|Photo: Sara Krulwich, The New York Times|
Opened March 21st at Studio 54 Theatre
We meet Emcee (Alan Cumming), our story teller and Master of Ceremonies throughout the show, we’re told to leave our troubles at the door as he transports the audience to the oversexualized and seedy cabaret centric hotspot, the Kit Kat Klub. Set in a 1930’s Berlin, where English showgirl, Sally Bowles (Michelle Williams), is the sultry star of the show.
American writer, Cliff Bradshaw (Bill Heck), travels to Berlin in hopes of finding inspiration for his next novel, and soon after is befriended by a German man, Ernst Ludwig (Aaron Krohn), who encourages him to stay at a boarding house run by a sweet German lady named Fraulein Schneider. Later that evening Bradshaw finds his way to the Kit Kat Klub where he meets Sally, and sparks fly. Sally eventually moves in with Bradshaw after losing her job at the club and (surprise, surprise) becomes pregnant, although the father could be anyone according to her. Meanwhile Fraulein and her older male suitor Herr Schultz (who reveals his Jewish heritage when he blurs out “Mazel!”) begin heating up as he eventually brings her the most exotic of fruits from his store, the pineapple, and soon after they become engaged. Yet the marriage never happens after Fraulein is approached by Ernst Ludwig and black mailed, if she were to marry a Jew, her renting license may be taken away, he threatened. All of which is taking place while political and civil unrest begins to stir in a Pre WWII Nazi Germany, eventually causing Bradshaw to flee back to America.

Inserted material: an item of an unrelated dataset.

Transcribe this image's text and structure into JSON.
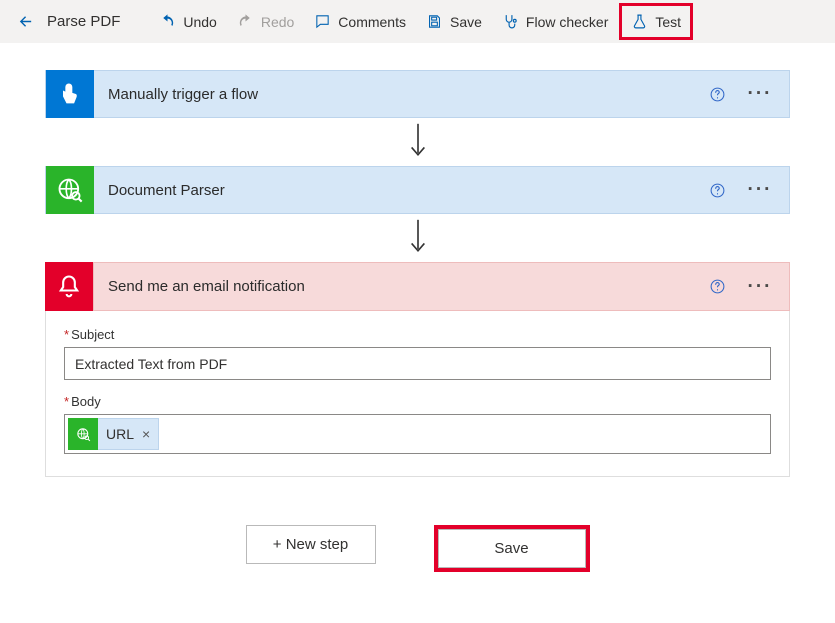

As everyone tries to escape their troubles at the Kit Kat Klub through over indulging in Schnapps, sexual escapades, and song & dance…reality eventually finds them.
If you missed it in 1998 (or 1987), Cabaret is back on Broadway with the same late 90’s award winning trio Alan Cumming (Emcee), Sam Mendes (director), Rob Marshall (choreography.)Why mess with perfection?
Alan Cumming steals the show as the ultimate Master of Ceremonies, I couldn’t imagine anyone more perfect for this role.
Michelle Williams makes her Broadway debut as Sally Bowles, a British showgirl living in Berlin in the 1930’s. Williams is by no means pitch perfect but you can’t help but fall in love with her shabby chic voice that was endearing, likable, and real, as she honed in on her inner Marylin, after all she did play her in My Week with Marylin. I really appreciated how she invested herself emotionally into the part, as I saw real tears stream down her cheeks.
This was my first time seeing Linda Emond (Fraulein Schneider) on Broadway, she has the kind of face that looks so familiar, and that’s because she’s been in numerous movies and popular TV shows that we’ve all watched at some point. I really liked her performance.
One of my favorite parts of the show were the lingerie clad band members… the way the clarinet was meant to be played? Now, to rule Broadway you must sing, dance, and play an instrument! I like it.
Hands down, Alan Cumming, as it should be!
I think sitting at a stool or cocktail table on the orchestra level adds a lot to the over all experience of feeling like you’re a part of the Kit Kat Klub. The balcony is normal theatre seating.
Go! They’re obviously reviving it for a reason, it’s wonderful and highly entertaining. We thoroughly enjoyed every moment.
Cabaret came highly recommended by editor, Lucy Yeomans, of Porter magazine.